I got my Iotawatt installed yesterday and let it run overnight. I’m wondering about the measurement precision though, specifically on my air conditioner circuit. This may be more of an air conditioner-specific question than an Iotawatt question, but I figured I would start here.

I installed the Iotawatt on my outdoor breaker panel, monitoring 4 circuits – air conditioner (90A breaker), water heater (30A), electric stove (40A), and sub-panel in the garage (90A). All are 240v breakers with two 120v legs. I put the CT around one leg from the breaker, and clicked the box to double each one.

I let it run overnight and got the following usage graph:

My air conditioner is a 3 ton unit, so I was curious about whether my portable generator would be able to power it. My generator is 7500w, so according to that chart, it should be fine. I know it has a higher startup wattage though, so I’m wondering if that can be measured by Iotawatt. Does the startup wattage last for a shorter period of time than the Iotawatt can measure?

(As an aside, the 2.5 kW that the AC is using is lower than I expected, but the listed wattage on my water heater is 5500 W, so everything seems to be measuring correctly.)

The water heater should be fine as they are almost always two-wire. The stove and AC should be checked to see if they are three-wire. If so, you will need to use one of the three-wire strategies.

The sub-panel is almost certainly a three-wire load and will require two CTs.

Inrush current for the AC is usually pretty short duration and will not show on the graph. Most generators are rated for running power and have a higher starting or transient capacity. I wouldn’t try to run the AC with a 2500Watt generator, but a 3000 with a higher starting rating would probably be OK.

The way it looks to me, the garage panel and AC are two wire, and the stove is three-wire, but since you said the garage panel is almost certainly a three-wire, maybe I’m not looking at it correctly. I’ve put some pictures below; not sure if you can tell anything from them, but I’ve tried to label them.

Kind of hard to see, but there are two white wires on the neutral bar on the right side. One is a neutral that I added yesterday, to power the outlet that I have the Iotawatt plugged into (combined with the black wire from the well circuit). The other white wire looks like it is in the stove 3-conductor wire.

Also a picture of the garage subpanel, if this helps.

It looks like your sub-panel is using the ground as a neutral. That is not code at all. If there is a conduit between the two, I would look into having a neutral pulled and “unbonding” the sub-panel.

If anything happened to that ground conductor, the ground in the panel, and any appliance connected to it, could become a shock hazard. As it is, your ground is probably floating several volts away as 120V appliances become unbalanced from leg to leg.

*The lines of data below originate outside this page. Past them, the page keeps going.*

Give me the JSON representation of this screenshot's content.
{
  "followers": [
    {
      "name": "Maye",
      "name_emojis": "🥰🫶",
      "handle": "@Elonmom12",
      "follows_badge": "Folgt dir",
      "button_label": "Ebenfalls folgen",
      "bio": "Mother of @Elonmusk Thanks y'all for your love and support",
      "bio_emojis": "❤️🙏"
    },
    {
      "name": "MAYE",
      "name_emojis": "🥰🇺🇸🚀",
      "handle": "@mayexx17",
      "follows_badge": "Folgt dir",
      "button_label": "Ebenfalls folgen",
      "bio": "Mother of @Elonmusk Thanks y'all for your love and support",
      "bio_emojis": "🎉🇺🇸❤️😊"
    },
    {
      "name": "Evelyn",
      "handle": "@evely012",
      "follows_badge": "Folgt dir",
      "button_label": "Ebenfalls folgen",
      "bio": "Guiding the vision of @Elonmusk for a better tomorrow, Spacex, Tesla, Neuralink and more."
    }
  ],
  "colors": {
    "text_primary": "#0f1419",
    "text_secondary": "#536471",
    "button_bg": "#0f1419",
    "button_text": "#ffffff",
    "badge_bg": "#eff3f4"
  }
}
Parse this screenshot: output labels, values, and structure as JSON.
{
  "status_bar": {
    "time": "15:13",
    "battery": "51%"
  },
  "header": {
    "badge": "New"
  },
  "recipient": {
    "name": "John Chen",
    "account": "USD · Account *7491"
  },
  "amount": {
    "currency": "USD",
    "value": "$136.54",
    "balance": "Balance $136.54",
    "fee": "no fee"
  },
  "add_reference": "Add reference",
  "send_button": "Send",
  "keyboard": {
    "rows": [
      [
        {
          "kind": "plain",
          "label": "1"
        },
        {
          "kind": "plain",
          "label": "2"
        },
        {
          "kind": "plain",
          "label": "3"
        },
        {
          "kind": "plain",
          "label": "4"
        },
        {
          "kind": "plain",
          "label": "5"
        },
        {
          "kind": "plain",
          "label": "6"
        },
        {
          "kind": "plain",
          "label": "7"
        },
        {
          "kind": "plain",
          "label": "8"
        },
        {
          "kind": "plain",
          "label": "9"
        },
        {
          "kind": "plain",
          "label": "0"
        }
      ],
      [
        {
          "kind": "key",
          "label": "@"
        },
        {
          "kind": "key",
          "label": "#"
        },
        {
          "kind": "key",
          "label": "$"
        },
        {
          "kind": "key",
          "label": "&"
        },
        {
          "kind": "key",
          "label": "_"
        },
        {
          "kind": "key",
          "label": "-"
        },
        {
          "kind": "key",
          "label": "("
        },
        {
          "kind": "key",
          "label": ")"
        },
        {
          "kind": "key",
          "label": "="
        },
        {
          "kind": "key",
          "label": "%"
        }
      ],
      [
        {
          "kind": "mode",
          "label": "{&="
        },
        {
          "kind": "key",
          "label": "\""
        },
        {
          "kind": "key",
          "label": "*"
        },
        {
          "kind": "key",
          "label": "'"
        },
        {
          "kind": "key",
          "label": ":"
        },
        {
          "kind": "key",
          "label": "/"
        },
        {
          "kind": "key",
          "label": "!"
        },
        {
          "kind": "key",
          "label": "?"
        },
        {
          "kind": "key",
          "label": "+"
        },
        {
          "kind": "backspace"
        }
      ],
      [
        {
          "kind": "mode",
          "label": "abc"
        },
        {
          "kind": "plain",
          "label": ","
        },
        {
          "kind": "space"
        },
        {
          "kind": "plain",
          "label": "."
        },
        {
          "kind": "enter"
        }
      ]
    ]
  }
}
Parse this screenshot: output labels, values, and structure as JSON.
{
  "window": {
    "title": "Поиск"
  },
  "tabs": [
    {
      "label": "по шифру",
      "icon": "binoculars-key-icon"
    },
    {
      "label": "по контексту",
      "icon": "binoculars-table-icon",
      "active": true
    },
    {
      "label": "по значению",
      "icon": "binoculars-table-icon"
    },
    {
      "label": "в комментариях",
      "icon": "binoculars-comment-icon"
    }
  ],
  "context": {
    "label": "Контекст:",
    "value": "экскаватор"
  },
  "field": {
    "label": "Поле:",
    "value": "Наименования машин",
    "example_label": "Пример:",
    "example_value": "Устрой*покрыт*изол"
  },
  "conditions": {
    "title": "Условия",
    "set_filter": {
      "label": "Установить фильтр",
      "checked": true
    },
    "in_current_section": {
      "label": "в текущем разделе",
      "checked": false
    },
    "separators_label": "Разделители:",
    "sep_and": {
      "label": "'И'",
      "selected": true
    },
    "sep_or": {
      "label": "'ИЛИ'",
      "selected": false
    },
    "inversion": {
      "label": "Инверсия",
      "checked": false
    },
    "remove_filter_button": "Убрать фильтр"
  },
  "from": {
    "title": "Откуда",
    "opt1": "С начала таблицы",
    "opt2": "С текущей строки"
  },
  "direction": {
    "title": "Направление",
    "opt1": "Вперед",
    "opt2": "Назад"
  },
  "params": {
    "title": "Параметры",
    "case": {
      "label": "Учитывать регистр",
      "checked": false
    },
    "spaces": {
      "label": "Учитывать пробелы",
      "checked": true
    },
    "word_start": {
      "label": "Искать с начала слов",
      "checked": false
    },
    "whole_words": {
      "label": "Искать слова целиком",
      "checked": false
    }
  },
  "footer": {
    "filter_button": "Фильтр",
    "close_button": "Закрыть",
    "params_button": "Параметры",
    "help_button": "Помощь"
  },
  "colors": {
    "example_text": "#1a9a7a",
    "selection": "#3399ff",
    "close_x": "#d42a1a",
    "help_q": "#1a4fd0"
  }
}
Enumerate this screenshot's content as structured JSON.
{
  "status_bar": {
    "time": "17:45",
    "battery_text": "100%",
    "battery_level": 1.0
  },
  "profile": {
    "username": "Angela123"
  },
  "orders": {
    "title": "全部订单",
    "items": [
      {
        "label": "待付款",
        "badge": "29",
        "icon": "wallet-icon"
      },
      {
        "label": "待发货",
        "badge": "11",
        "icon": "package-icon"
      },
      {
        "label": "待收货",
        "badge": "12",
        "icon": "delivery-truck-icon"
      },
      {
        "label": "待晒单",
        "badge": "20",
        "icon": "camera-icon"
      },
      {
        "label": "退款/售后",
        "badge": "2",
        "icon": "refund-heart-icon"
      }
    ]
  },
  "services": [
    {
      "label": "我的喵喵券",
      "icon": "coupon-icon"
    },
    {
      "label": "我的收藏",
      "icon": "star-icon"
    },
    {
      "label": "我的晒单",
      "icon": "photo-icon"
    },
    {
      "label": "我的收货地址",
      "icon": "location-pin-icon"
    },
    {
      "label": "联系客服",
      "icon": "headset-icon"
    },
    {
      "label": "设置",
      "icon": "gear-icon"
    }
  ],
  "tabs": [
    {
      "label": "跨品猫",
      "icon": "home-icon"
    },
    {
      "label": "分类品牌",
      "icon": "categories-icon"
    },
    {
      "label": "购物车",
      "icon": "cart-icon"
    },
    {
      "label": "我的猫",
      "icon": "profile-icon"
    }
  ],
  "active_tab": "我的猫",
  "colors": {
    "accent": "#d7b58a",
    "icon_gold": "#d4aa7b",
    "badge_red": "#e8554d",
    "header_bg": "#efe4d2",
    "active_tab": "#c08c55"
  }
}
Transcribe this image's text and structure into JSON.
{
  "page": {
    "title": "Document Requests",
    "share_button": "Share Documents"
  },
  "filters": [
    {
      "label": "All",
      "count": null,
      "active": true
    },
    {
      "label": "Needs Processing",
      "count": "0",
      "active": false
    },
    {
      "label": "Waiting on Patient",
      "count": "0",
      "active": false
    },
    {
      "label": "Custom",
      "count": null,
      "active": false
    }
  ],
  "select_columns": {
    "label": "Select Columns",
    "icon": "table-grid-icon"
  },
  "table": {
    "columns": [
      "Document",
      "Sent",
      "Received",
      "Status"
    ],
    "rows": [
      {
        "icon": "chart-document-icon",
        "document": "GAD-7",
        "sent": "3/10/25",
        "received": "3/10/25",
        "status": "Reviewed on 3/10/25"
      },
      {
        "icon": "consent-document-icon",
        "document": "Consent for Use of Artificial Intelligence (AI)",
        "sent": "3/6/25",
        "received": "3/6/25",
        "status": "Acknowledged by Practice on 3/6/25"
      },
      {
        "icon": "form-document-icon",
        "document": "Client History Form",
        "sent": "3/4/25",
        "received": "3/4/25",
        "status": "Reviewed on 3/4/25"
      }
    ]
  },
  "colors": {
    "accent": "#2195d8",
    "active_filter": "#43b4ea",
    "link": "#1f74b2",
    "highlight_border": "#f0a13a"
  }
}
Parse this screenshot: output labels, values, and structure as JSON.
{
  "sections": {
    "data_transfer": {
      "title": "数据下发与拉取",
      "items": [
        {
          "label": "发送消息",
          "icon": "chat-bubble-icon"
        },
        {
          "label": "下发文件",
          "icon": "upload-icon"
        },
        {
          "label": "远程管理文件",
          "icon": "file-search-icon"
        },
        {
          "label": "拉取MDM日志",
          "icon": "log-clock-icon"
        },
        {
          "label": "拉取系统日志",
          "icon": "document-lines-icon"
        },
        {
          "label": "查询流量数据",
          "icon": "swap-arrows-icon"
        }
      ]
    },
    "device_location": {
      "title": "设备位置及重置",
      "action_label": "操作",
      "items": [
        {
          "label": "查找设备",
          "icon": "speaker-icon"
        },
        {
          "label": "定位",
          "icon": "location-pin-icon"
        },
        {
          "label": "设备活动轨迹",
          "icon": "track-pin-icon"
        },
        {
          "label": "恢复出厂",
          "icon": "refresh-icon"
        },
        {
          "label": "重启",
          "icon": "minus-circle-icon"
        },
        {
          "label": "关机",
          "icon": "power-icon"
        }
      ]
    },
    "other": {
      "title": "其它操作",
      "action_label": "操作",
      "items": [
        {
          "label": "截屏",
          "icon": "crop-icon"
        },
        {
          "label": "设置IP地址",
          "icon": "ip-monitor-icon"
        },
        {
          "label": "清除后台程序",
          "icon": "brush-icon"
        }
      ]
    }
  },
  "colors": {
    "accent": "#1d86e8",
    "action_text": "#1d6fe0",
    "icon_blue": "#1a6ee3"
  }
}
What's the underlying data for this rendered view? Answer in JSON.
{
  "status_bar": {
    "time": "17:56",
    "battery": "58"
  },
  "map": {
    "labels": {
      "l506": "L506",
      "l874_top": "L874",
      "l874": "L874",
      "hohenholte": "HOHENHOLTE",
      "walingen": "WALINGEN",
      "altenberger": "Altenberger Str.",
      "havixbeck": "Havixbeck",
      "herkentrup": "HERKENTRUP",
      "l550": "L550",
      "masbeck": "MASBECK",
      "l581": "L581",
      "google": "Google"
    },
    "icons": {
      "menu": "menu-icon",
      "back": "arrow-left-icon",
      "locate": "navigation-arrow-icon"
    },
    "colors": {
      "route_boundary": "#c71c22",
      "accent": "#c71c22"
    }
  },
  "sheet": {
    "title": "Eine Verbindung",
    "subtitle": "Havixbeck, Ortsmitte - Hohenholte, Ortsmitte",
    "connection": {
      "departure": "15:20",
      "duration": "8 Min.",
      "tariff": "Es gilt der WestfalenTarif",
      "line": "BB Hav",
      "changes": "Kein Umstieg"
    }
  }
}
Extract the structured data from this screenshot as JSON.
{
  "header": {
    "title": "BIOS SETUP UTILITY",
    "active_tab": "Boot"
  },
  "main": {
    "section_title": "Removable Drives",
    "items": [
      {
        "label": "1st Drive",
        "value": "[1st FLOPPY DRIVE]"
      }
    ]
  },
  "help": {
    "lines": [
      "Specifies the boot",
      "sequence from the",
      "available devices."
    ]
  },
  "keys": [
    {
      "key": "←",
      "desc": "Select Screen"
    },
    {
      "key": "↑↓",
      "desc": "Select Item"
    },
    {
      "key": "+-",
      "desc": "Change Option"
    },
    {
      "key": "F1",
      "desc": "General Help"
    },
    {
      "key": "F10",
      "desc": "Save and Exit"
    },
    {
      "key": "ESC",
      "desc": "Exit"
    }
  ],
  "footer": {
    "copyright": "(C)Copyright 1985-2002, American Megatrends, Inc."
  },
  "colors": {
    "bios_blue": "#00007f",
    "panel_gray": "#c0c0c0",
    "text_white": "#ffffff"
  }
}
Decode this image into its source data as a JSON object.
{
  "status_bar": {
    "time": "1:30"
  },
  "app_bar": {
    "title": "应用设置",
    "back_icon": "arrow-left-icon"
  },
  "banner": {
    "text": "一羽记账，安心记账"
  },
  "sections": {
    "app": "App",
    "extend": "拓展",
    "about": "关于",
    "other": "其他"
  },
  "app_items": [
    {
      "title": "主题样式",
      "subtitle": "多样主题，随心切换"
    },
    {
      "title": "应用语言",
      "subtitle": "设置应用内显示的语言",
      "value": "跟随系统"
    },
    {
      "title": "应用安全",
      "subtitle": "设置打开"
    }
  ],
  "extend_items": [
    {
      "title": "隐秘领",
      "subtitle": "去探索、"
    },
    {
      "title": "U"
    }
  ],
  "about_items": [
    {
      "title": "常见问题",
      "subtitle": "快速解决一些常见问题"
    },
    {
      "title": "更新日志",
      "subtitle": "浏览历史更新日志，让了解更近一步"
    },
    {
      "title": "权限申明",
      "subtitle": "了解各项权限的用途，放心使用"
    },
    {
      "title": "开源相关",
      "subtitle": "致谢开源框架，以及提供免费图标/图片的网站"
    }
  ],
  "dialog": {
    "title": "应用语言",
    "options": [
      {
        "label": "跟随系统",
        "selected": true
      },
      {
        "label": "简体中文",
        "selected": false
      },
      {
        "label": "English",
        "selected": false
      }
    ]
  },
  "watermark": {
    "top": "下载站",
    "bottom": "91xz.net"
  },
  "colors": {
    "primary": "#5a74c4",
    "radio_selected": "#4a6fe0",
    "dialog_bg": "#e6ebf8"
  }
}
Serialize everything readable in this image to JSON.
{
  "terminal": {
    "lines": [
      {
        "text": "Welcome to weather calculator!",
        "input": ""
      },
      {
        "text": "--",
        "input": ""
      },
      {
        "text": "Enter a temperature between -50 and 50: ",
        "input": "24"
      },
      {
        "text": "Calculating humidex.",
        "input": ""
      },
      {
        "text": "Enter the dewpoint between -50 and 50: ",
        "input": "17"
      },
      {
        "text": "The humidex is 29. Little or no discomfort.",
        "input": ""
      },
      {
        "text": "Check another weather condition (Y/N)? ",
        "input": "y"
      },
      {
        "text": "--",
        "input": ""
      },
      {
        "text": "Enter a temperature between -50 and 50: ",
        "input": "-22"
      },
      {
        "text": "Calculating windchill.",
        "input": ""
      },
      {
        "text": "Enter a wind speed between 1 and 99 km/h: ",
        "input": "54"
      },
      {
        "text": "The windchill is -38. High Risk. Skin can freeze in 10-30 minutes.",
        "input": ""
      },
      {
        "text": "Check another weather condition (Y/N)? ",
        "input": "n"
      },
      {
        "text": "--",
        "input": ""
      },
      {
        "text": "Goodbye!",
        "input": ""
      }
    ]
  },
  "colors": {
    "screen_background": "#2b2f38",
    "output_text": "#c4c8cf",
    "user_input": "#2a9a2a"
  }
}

In any event, the sub-panel is three wire and needs to be measured as such with two CTs.

Thanks. I was considering getting an electrician to come out and look into installing either a transfer switch or interlock kit, so I’ll definitely get them to look at pulling a neutral wire to the subpanel. They’re not terribly far away, so hopefully it wouldn’t be too hard.

Am I correct that the air conditioner is okay with a single CT?

Thanks for your help.

Can’t say looking at it. There is another “ground” wire there, and whoever wired the sub-panel probably wired the AC and could be using it for both a neutral and ground there as well. Might help to see where it connects to the AC. Also, you could put a CT on both for a day or so and see if they are the same. If so, doubling is OK.